┌──
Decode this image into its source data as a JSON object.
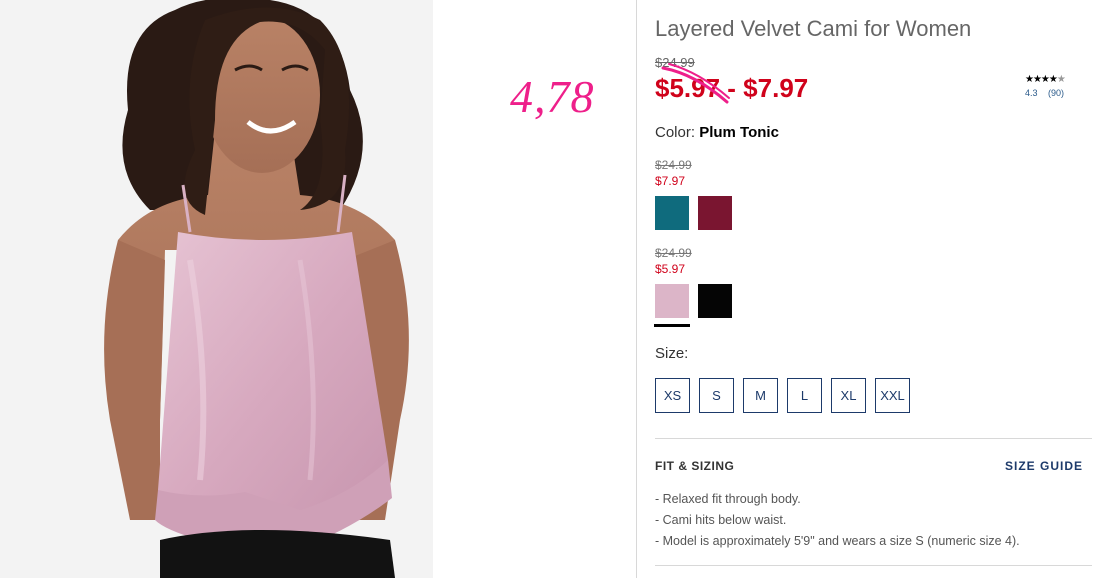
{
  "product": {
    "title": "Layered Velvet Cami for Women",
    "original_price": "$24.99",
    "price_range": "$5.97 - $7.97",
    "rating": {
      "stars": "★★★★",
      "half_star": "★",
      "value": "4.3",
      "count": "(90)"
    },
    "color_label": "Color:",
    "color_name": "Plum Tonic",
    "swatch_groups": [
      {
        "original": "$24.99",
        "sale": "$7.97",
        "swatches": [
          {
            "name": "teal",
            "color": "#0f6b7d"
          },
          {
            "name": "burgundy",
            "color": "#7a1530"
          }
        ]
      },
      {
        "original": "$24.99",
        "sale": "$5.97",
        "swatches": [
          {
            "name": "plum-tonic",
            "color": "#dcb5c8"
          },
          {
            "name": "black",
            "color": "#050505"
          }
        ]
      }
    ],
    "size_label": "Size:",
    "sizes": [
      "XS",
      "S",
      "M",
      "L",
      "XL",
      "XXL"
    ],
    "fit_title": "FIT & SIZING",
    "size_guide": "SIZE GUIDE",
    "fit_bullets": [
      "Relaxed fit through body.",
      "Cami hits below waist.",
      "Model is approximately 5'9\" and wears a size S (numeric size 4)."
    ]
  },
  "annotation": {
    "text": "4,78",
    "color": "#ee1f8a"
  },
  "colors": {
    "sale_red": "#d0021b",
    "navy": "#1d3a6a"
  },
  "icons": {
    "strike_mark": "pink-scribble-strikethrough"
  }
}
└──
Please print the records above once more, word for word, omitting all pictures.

▸ Exercise result
Decode this image into its source data as a JSON object.
{
  "product": {
    "title": "Layered Velvet Cami for Women",
    "original_price": "$24.99",
    "price_range": "$5.97 - $7.97",
    "rating": {
      "stars": "★★★★",
      "half_star": "★",
      "value": "4.3",
      "count": "(90)"
    },
    "color_label": "Color:",
    "color_name": "Plum Tonic",
    "swatch_groups": [
      {
        "original": "$24.99",
        "sale": "$7.97",
        "swatches": [
          {
            "name": "teal",
            "color": "#0f6b7d"
          },
          {
            "name": "burgundy",
            "color": "#7a1530"
          }
        ]
      },
      {
        "original": "$24.99",
        "sale": "$5.97",
        "swatches": [
          {
            "name": "plum-tonic",
            "color": "#dcb5c8"
          },
          {
            "name": "black",
            "color": "#050505"
          }
        ]
      }
    ],
    "size_label": "Size:",
    "sizes": [
      "XS",
      "S",
      "M",
      "L",
      "XL",
      "XXL"
    ],
    "fit_title": "FIT & SIZING",
    "size_guide": "SIZE GUIDE",
    "fit_bullets": [
      "Relaxed fit through body.",
      "Cami hits below waist.",
      "Model is approximately 5'9\" and wears a size S (numeric size 4)."
    ]
  },
  "annotation": {
    "text": "4,78",
    "color": "#ee1f8a"
  },
  "colors": {
    "sale_red": "#d0021b",
    "navy": "#1d3a6a"
  },
  "icons": {
    "strike_mark": "pink-scribble-strikethrough"
  }
}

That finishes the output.